### Exercise goal
From the records below, find each line with the string "thumb" and copy it.

### Component data from apps and pages
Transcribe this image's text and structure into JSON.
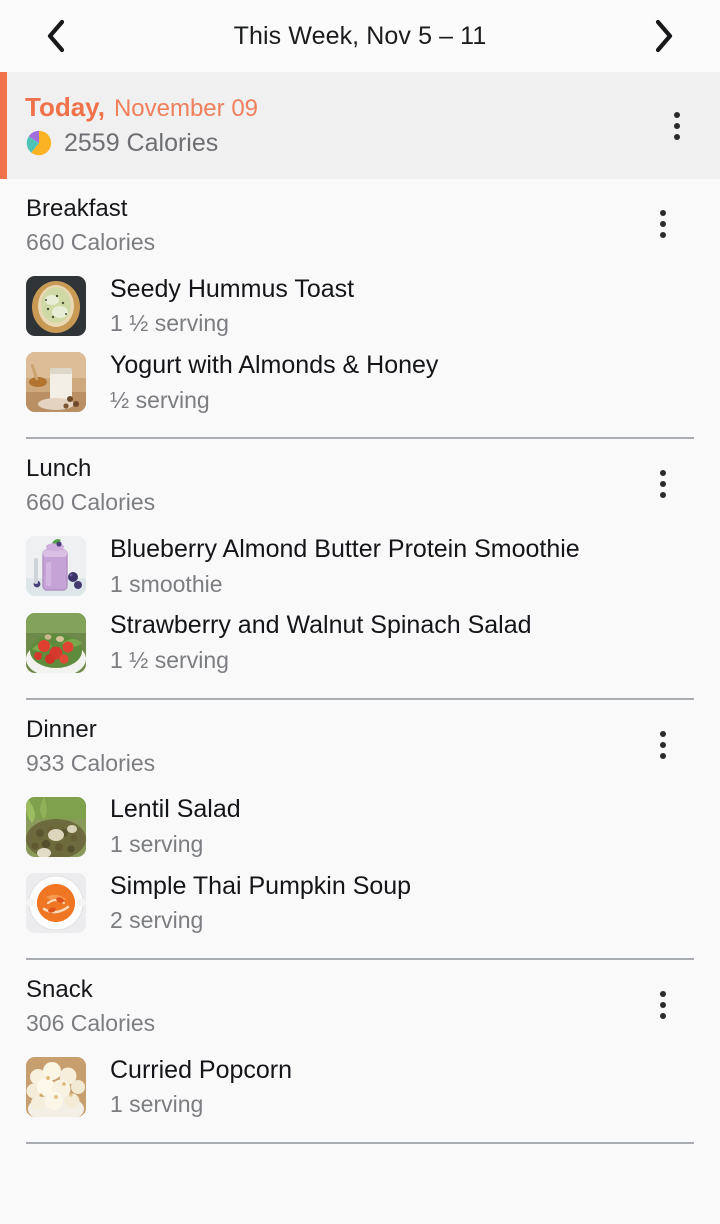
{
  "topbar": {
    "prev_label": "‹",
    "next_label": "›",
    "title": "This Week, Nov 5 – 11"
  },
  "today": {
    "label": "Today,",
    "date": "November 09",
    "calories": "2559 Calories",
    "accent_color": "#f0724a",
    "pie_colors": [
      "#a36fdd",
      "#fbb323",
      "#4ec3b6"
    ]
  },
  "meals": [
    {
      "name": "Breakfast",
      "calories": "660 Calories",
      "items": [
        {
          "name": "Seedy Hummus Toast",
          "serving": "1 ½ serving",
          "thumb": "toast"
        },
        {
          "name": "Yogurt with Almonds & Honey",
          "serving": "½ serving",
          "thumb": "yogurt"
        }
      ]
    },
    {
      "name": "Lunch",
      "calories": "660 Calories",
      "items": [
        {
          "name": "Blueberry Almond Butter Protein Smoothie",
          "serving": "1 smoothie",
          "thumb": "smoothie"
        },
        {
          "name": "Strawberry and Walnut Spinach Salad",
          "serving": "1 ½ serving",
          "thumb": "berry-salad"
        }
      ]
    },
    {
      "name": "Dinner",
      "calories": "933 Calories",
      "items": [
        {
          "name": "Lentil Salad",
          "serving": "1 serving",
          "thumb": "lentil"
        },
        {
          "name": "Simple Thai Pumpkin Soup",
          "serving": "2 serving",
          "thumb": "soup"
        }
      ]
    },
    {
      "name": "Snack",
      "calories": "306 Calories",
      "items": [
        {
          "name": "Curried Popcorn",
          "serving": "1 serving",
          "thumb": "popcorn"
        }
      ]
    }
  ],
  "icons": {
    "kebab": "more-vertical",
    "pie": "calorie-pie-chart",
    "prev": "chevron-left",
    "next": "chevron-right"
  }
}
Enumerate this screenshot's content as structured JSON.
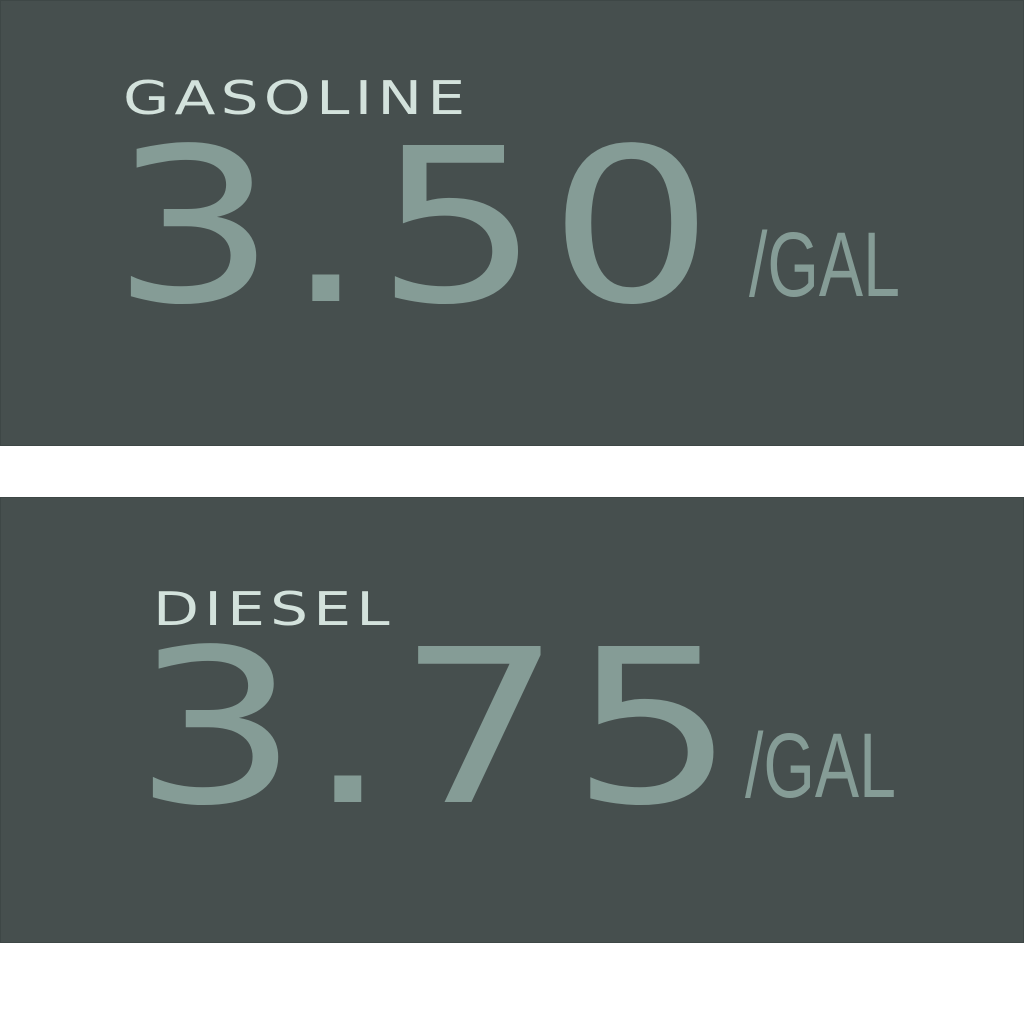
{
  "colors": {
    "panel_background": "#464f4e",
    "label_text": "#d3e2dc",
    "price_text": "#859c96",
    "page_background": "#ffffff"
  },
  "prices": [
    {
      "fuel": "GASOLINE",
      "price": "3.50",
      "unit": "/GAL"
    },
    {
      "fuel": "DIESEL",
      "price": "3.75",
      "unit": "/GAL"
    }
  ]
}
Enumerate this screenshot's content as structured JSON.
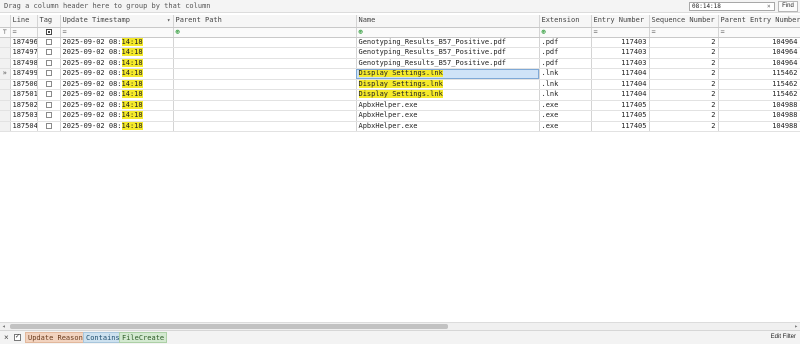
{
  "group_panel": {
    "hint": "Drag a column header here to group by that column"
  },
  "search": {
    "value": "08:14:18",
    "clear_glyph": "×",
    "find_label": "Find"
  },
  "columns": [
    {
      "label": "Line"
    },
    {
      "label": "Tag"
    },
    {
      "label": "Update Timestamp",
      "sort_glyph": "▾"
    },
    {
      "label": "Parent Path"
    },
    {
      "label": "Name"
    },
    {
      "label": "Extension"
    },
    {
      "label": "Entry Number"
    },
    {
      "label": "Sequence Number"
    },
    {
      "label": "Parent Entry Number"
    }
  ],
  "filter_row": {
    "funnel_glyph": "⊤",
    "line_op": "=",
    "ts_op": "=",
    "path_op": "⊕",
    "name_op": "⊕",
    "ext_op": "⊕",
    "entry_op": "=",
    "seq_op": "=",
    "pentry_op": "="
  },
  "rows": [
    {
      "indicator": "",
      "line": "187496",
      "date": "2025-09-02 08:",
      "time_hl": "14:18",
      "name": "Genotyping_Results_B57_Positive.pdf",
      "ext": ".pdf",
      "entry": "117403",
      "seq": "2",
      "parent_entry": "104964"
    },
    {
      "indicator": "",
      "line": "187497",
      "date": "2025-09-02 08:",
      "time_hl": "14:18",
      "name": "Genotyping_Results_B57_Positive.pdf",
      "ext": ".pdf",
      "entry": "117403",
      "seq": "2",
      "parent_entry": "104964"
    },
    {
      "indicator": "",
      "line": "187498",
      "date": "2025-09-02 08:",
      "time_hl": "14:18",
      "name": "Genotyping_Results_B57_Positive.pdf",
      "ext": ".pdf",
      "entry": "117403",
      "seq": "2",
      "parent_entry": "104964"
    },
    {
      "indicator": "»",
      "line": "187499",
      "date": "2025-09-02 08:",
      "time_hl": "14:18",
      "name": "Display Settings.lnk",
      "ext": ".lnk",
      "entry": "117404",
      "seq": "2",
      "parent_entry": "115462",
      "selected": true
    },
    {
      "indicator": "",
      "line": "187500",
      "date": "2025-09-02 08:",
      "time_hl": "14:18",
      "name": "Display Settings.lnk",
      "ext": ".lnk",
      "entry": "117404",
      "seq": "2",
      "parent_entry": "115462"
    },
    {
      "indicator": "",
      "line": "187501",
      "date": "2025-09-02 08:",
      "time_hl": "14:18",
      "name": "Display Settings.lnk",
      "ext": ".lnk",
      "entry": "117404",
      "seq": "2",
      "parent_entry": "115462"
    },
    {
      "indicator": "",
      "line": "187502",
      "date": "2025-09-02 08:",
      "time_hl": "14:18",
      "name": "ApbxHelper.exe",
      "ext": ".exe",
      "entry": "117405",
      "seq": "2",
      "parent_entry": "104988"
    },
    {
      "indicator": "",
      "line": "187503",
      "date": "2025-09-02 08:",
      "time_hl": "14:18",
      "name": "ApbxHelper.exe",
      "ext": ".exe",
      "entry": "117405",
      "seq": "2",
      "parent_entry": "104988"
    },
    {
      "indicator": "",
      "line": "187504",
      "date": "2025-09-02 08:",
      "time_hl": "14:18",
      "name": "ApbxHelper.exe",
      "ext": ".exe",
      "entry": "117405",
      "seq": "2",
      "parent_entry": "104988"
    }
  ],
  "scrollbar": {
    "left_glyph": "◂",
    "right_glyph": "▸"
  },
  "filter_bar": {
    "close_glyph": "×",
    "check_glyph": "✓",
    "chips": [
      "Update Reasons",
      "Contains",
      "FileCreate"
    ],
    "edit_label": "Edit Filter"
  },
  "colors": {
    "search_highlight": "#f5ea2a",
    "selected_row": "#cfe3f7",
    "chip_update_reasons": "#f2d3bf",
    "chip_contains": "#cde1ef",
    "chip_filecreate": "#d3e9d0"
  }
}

### Problem solution
          "thumb": "toast"
          "thumb": "yogurt"
          "thumb": "smoothie"
          "thumb": "berry-salad"
          "thumb": "lentil"
          "thumb": "soup"
          "thumb": "popcorn"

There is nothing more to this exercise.